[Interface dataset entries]

──────────────────────────────

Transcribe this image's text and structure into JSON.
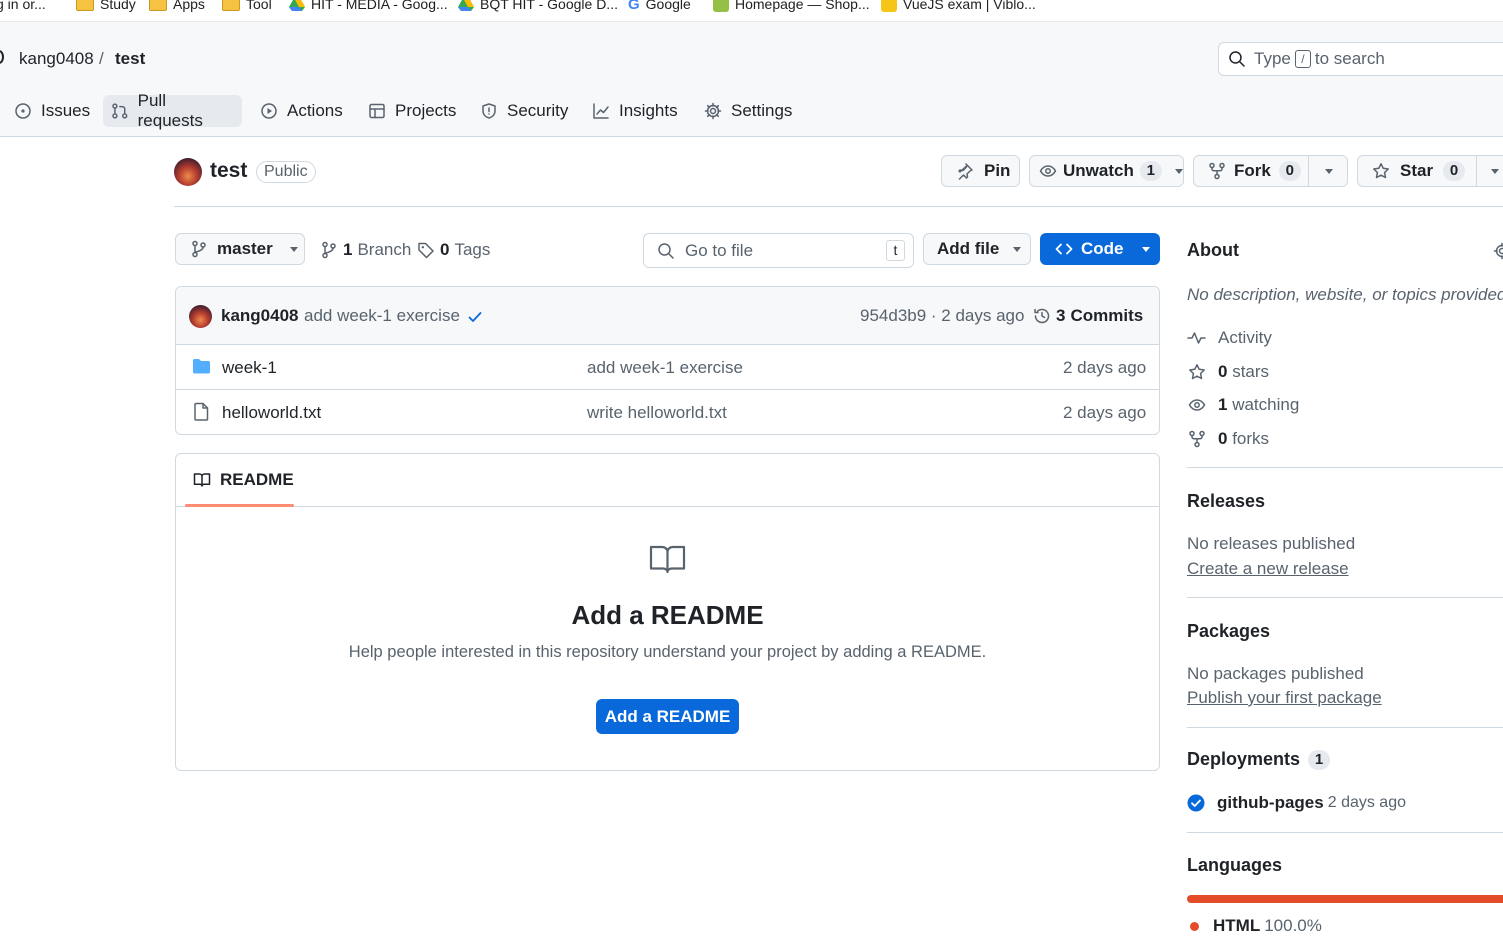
{
  "bookmarks": [
    {
      "label": "g in or...",
      "icon": "page-icon"
    },
    {
      "label": "Study",
      "icon": "folder-icon"
    },
    {
      "label": "Apps",
      "icon": "folder-icon"
    },
    {
      "label": "Tool",
      "icon": "folder-icon"
    },
    {
      "label": "HIT - MEDIA - Goog...",
      "icon": "google-drive-icon"
    },
    {
      "label": "BQT HIT - Google D...",
      "icon": "google-drive-icon"
    },
    {
      "label": "Google",
      "icon": "google-icon"
    },
    {
      "label": "Homepage — Shop...",
      "icon": "shopify-icon"
    },
    {
      "label": "VueJS exam | Viblo...",
      "icon": "viblo-icon"
    }
  ],
  "header": {
    "owner": "kang0408",
    "separator": "/",
    "repo": "test",
    "search_placeholder_pre": "Type",
    "search_key": "/",
    "search_placeholder_post": "to search"
  },
  "tabs": [
    {
      "label": "Issues",
      "icon": "issue-icon"
    },
    {
      "label": "Pull requests",
      "icon": "pull-request-icon",
      "selected": true
    },
    {
      "label": "Actions",
      "icon": "play-icon"
    },
    {
      "label": "Projects",
      "icon": "table-icon"
    },
    {
      "label": "Security",
      "icon": "shield-icon"
    },
    {
      "label": "Insights",
      "icon": "graph-icon"
    },
    {
      "label": "Settings",
      "icon": "gear-icon"
    }
  ],
  "repo": {
    "name": "test",
    "visibility": "Public",
    "pin_label": "Pin",
    "unwatch_label": "Unwatch",
    "watch_count": "1",
    "fork_label": "Fork",
    "fork_count": "0",
    "star_label": "Star",
    "star_count": "0"
  },
  "toolbar": {
    "branch": "master",
    "branch_count": "1",
    "branch_label": "Branch",
    "tag_count": "0",
    "tag_label": "Tags",
    "go_to_file": "Go to file",
    "go_to_file_key": "t",
    "add_file": "Add file",
    "code": "Code"
  },
  "commit": {
    "author": "kang0408",
    "message": "add week-1 exercise",
    "sha_time": "954d3b9 · 2 days ago",
    "commits_count": "3",
    "commits_label": "Commits"
  },
  "files": [
    {
      "name": "week-1",
      "type": "folder",
      "message": "add week-1 exercise",
      "time": "2 days ago"
    },
    {
      "name": "helloworld.txt",
      "type": "file",
      "message": "write helloworld.txt",
      "time": "2 days ago"
    }
  ],
  "readme": {
    "tab_label": "README",
    "title": "Add a README",
    "description": "Help people interested in this repository understand your project by adding a README.",
    "button": "Add a README"
  },
  "about": {
    "title": "About",
    "description": "No description, website, or topics provided.",
    "activity": "Activity",
    "stars_count": "0",
    "stars_label": "stars",
    "watching_count": "1",
    "watching_label": "watching",
    "forks_count": "0",
    "forks_label": "forks"
  },
  "releases": {
    "title": "Releases",
    "text": "No releases published",
    "link": "Create a new release"
  },
  "packages": {
    "title": "Packages",
    "text": "No packages published",
    "link": "Publish your first package"
  },
  "deployments": {
    "title": "Deployments",
    "count": "1",
    "env": "github-pages",
    "time": "2 days ago"
  },
  "languages": {
    "title": "Languages",
    "items": [
      {
        "name": "HTML",
        "percent": "100.0%",
        "color": "#e34c26"
      }
    ]
  },
  "colors": {
    "accent": "#0969da",
    "primary_button": "#0969da",
    "html_lang": "#e34c26",
    "success": "#1f883d"
  }
}
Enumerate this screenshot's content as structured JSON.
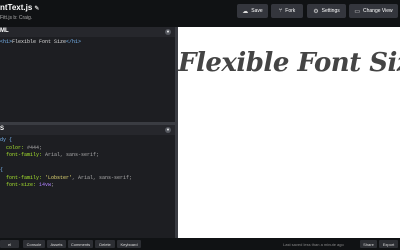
{
  "header": {
    "title": "ntText.js",
    "byline": "Fitt.js b: Craig.",
    "buttons": {
      "save": "Save",
      "fork": "Fork",
      "settings": "Settings",
      "change_view": "Change View"
    }
  },
  "html_panel": {
    "label": "ML",
    "code": {
      "open_tag": "<h1>",
      "text": "Flexible Font Size",
      "close_tag": "</h1>"
    }
  },
  "css_panel": {
    "label": "S",
    "lines": {
      "l1": "dy {",
      "l2_prop": "color:",
      "l2_val": " #444;",
      "l3_prop": "font-family:",
      "l3_val": " Arial, sans-serif;",
      "l5": "{",
      "l6_prop": "font-family:",
      "l6_str": " 'Lobster'",
      "l6_val": ", Arial, sans-serif;",
      "l7_prop": "font-size:",
      "l7_num": " 14vw",
      "l7_end": ";"
    }
  },
  "preview": {
    "heading": "Flexible Font Size"
  },
  "footer": {
    "left": "el",
    "buttons": {
      "console": "Console",
      "assets": "Assets",
      "comments": "Comments",
      "delete": "Delete",
      "keyboard": "Keyboard"
    },
    "saved_text": "Last saved less than a minute ago",
    "share": "Share",
    "export": "Export"
  },
  "colors": {
    "background": "#1d1e22",
    "header": "#101214",
    "button": "#34363d",
    "tag": "#79b6f2",
    "string": "#e6db74",
    "number": "#ae81ff"
  },
  "icons": {
    "save": "cloud-icon",
    "fork": "fork-icon",
    "settings": "gear-icon",
    "change_view": "layout-icon",
    "panel_toggle": "chevron-down-icon"
  }
}
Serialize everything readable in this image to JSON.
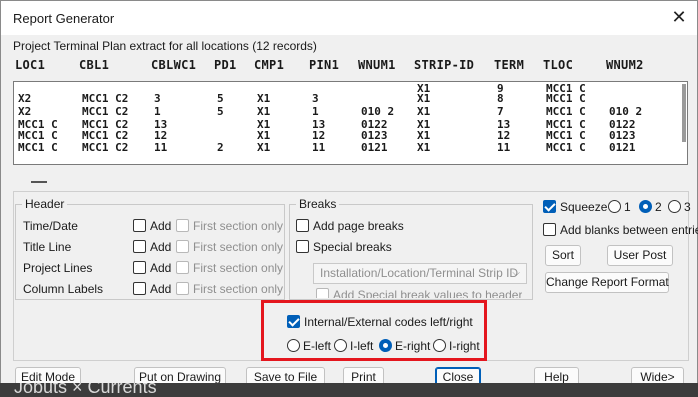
{
  "window": {
    "title": "Report Generator",
    "close_glyph": "✕"
  },
  "records_label": "Project Terminal Plan extract for all locations (12 records)",
  "columns": [
    "LOC1",
    "CBL1",
    "CBLWC1",
    "PD1",
    "CMP1",
    "PIN1",
    "WNUM1",
    "STRIP-ID",
    "TERM",
    "TLOC",
    "WNUM2"
  ],
  "rows": [
    [
      "",
      "",
      "",
      "",
      "",
      "",
      "",
      "X1",
      "9",
      "MCC1 C",
      ""
    ],
    [
      "X2",
      "MCC1 C2",
      "3",
      "5",
      "X1",
      "3",
      "",
      "X1",
      "8",
      "MCC1 C",
      ""
    ],
    [
      "X2",
      "MCC1 C2",
      "1",
      "5",
      "X1",
      "1",
      "010 2",
      "X1",
      "7",
      "MCC1 C",
      "010 2"
    ],
    [
      "MCC1 C",
      "MCC1 C2",
      "13",
      "",
      "X1",
      "13",
      "0122",
      "X1",
      "13",
      "MCC1 C",
      "0122"
    ],
    [
      "MCC1 C",
      "MCC1 C2",
      "12",
      "",
      "X1",
      "12",
      "0123",
      "X1",
      "12",
      "MCC1 C",
      "0123"
    ],
    [
      "MCC1 C",
      "MCC1 C2",
      "11",
      "2",
      "X1",
      "11",
      "0121",
      "X1",
      "11",
      "MCC1 C",
      "0121"
    ]
  ],
  "header_group": {
    "title": "Header",
    "items": [
      {
        "label": "Time/Date",
        "add": "Add",
        "first": "First section only"
      },
      {
        "label": "Title Line",
        "add": "Add",
        "first": "First section only"
      },
      {
        "label": "Project Lines",
        "add": "Add",
        "first": "First section only"
      },
      {
        "label": "Column Labels",
        "add": "Add",
        "first": "First section only"
      }
    ]
  },
  "breaks_group": {
    "title": "Breaks",
    "page_breaks": "Add page breaks",
    "special_breaks": "Special breaks",
    "combo_value": "Installation/Location/Terminal Strip ID",
    "add_special": "Add Special break values to header"
  },
  "squeeze": {
    "label": "Squeeze",
    "checked": true,
    "options": [
      "1",
      "2",
      "3"
    ],
    "selected": "2"
  },
  "add_blanks": "Add blanks between entries",
  "sort_label": "Sort",
  "user_post_label": "User Post",
  "change_format_label": "Change Report Format",
  "codes": {
    "label": "Internal/External codes left/right",
    "checked": true,
    "options": [
      "E-left",
      "I-left",
      "E-right",
      "I-right"
    ],
    "selected": "E-right"
  },
  "buttons": {
    "edit_mode": "Edit Mode",
    "put_on_drawing": "Put on Drawing",
    "save_to_file": "Save to File",
    "print": "Print",
    "close": "Close",
    "help": "Help",
    "wide": "Wide>"
  },
  "background_text": "Jobuts × Currents",
  "colors": {
    "accent": "#005fb8",
    "highlight": "#e4161e"
  }
}
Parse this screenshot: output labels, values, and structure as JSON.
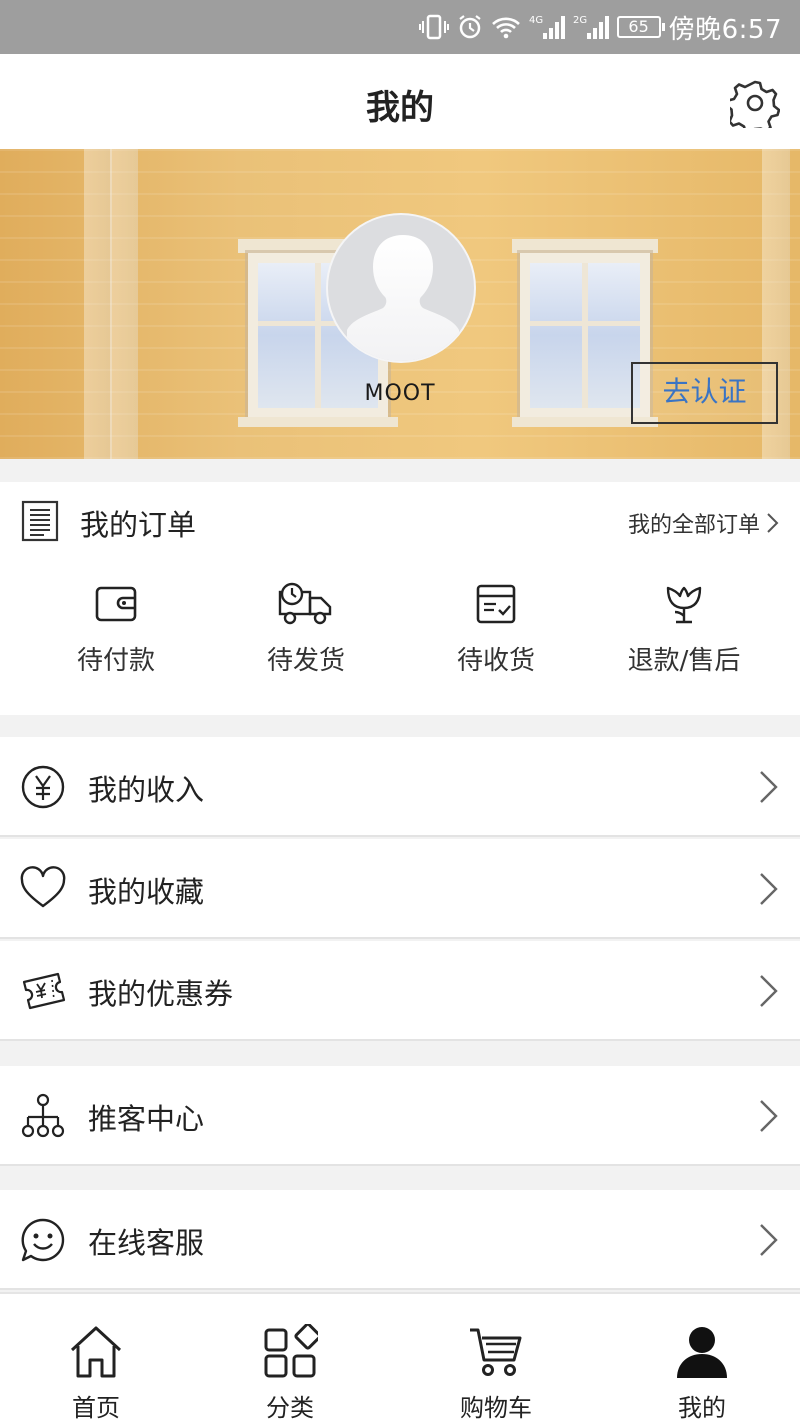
{
  "status_bar": {
    "battery": "65",
    "network_1": "4G",
    "network_2": "2G",
    "time": "傍晚6:57"
  },
  "header": {
    "title": "我的",
    "settings_icon": "gear-icon"
  },
  "profile": {
    "username": "MOOT",
    "verify_label": "去认证"
  },
  "orders": {
    "title": "我的订单",
    "view_all": "我的全部订单",
    "statuses": [
      {
        "label": "待付款",
        "icon": "wallet-icon"
      },
      {
        "label": "待发货",
        "icon": "truck-icon"
      },
      {
        "label": "待收货",
        "icon": "package-icon"
      },
      {
        "label": "退款/售后",
        "icon": "tulip-icon"
      }
    ]
  },
  "menu": {
    "items": [
      {
        "label": "我的收入",
        "icon": "yen-icon"
      },
      {
        "label": "我的收藏",
        "icon": "heart-icon"
      },
      {
        "label": "我的优惠券",
        "icon": "coupon-icon"
      },
      {
        "label": "推客中心",
        "icon": "network-icon"
      },
      {
        "label": "在线客服",
        "icon": "smile-chat-icon"
      }
    ]
  },
  "bottom_nav": {
    "items": [
      {
        "label": "首页",
        "icon": "home-icon"
      },
      {
        "label": "分类",
        "icon": "category-icon"
      },
      {
        "label": "购物车",
        "icon": "cart-icon"
      },
      {
        "label": "我的",
        "icon": "user-icon",
        "active": true
      }
    ]
  }
}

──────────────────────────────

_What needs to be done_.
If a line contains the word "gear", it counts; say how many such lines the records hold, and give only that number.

_Task answer_.
3